“Villagers were very optimistic when they heard about the harbor project. We hoped it would bring jobs and improve our lives,” said Theodore Ivaha, Lolabe’s vice village chief. “But for the last couple of years we have just gotten more angry because we are not profiting at all.”
Although construction has created jobs, they are rarely given to locals, instead going to workers from other parts of Cameroon. Most people in the region, and especially those from villages directly neighboring the harbor, simply do not have the qualifications required to fill them.
Villagers waited in vain for the head of CHEC to visit them in an effort to fill positions — something that is regular practice among French companies operating in the country. But it didn’t happen. Job openings were publicly listed and quickly filled. Many of those Cameroonian workers who relocated to the area are accused by locals of having “stolen” their jobs.
Cultural and physical divide
Cameroonian laborers on the building site have complained about working conditions, while Chinese supervisors have derided the locals’ poor work ethic. Chinese site manager Qiangquang Li likened the endeavor to “looking for gold in the desert.”
Chinese and local workers at the site are often separated by more than just cultural divides. The roughly 300 Chinese workers in Kribi reside in a closed camp at the harbor, with living quarters, offices, a cafeteria and a Chinese cook. They rarely leave, and there is little if any contact with locals. Local products, contrary to all prior hopes, are largely shunned by the Chinese workers.
“The government should actually mediate between residents and foreign companies, informing them of the wishes and needs of the locals, helping foreign organizations and companies to foster development,” said investigative journalist Christophe Bobiokono. “But many governments in Africa simply fail at that task, so companies cannot count on them.”
That leaves it up to locals and CHEC to create an effective communication platform. The first steps have already been taken.
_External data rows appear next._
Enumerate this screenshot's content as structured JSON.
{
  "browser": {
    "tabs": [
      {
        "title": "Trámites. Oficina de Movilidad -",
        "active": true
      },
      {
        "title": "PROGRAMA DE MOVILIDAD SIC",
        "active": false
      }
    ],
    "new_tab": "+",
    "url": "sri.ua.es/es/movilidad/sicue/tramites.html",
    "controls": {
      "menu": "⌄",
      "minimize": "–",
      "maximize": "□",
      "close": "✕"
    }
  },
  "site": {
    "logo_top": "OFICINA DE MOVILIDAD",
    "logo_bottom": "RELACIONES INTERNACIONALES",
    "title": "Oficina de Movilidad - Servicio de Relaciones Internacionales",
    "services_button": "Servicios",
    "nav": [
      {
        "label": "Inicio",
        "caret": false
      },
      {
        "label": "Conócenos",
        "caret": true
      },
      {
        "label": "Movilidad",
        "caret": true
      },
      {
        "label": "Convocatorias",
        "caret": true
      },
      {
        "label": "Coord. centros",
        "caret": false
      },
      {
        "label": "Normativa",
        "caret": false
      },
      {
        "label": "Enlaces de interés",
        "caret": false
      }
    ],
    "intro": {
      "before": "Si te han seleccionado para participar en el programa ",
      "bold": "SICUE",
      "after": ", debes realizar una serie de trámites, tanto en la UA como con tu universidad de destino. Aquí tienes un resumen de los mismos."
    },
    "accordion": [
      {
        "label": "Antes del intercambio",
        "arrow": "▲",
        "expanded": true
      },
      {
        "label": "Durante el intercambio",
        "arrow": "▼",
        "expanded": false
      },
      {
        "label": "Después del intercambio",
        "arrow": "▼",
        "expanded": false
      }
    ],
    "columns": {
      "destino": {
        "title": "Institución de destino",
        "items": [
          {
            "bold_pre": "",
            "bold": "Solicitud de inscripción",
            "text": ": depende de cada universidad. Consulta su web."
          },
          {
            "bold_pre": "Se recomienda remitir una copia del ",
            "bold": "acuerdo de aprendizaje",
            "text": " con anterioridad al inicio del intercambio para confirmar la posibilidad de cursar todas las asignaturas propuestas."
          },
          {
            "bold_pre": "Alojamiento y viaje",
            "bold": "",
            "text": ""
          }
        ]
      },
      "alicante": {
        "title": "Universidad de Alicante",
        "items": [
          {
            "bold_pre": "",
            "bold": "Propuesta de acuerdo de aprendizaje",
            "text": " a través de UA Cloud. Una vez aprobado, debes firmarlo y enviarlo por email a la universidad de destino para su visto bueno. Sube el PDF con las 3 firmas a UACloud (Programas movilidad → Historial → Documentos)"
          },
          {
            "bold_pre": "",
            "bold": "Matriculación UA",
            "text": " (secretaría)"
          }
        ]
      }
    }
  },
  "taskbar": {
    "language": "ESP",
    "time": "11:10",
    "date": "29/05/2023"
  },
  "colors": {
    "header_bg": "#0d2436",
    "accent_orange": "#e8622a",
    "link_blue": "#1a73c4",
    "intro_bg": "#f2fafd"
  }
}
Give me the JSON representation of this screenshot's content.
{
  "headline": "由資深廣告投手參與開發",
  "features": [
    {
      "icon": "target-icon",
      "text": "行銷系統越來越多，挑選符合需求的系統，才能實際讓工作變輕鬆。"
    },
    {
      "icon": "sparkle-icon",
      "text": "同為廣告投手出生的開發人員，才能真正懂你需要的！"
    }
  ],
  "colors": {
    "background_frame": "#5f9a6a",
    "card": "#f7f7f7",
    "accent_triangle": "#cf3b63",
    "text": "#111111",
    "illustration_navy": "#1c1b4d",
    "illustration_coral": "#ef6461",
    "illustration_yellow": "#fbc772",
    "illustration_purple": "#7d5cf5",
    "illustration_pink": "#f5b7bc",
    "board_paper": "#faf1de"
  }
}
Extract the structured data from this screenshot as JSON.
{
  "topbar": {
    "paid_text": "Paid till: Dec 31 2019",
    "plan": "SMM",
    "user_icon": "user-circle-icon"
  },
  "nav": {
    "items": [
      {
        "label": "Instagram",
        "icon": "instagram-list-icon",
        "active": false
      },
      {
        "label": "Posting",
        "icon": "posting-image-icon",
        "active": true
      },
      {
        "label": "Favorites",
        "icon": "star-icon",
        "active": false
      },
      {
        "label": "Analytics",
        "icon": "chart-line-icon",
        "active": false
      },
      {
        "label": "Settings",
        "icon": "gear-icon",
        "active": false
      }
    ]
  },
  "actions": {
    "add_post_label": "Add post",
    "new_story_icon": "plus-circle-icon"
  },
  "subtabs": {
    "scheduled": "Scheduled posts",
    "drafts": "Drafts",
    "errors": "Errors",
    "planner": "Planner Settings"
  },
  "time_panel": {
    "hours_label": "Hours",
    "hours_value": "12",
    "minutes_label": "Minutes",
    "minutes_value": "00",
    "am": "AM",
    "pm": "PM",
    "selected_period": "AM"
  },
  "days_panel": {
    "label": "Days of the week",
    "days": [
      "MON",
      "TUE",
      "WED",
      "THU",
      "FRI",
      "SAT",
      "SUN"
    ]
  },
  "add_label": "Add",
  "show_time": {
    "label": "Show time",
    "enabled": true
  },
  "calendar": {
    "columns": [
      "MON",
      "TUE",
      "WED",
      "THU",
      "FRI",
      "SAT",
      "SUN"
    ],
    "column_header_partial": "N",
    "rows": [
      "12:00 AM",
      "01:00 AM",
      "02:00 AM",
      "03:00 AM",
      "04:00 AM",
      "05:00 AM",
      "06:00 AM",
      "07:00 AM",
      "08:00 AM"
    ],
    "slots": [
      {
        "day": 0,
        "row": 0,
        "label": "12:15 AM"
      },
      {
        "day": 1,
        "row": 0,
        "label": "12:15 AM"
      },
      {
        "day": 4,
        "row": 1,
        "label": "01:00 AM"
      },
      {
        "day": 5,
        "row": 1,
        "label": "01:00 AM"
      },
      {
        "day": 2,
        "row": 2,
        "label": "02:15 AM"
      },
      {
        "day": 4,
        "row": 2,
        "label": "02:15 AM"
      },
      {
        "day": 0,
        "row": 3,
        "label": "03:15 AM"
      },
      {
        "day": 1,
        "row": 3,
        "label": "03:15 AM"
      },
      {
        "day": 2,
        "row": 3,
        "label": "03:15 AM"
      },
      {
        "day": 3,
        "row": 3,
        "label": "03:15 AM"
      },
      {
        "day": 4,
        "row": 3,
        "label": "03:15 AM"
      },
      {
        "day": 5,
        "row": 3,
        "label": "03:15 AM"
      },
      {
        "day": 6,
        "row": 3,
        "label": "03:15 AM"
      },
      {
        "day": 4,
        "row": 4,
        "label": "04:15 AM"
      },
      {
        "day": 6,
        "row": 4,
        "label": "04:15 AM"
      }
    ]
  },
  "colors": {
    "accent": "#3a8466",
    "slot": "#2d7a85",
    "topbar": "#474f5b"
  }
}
Now locals are hoping that tourism might take off when family members come to visit those Cameroonian workers who relocated here from other parts of the country.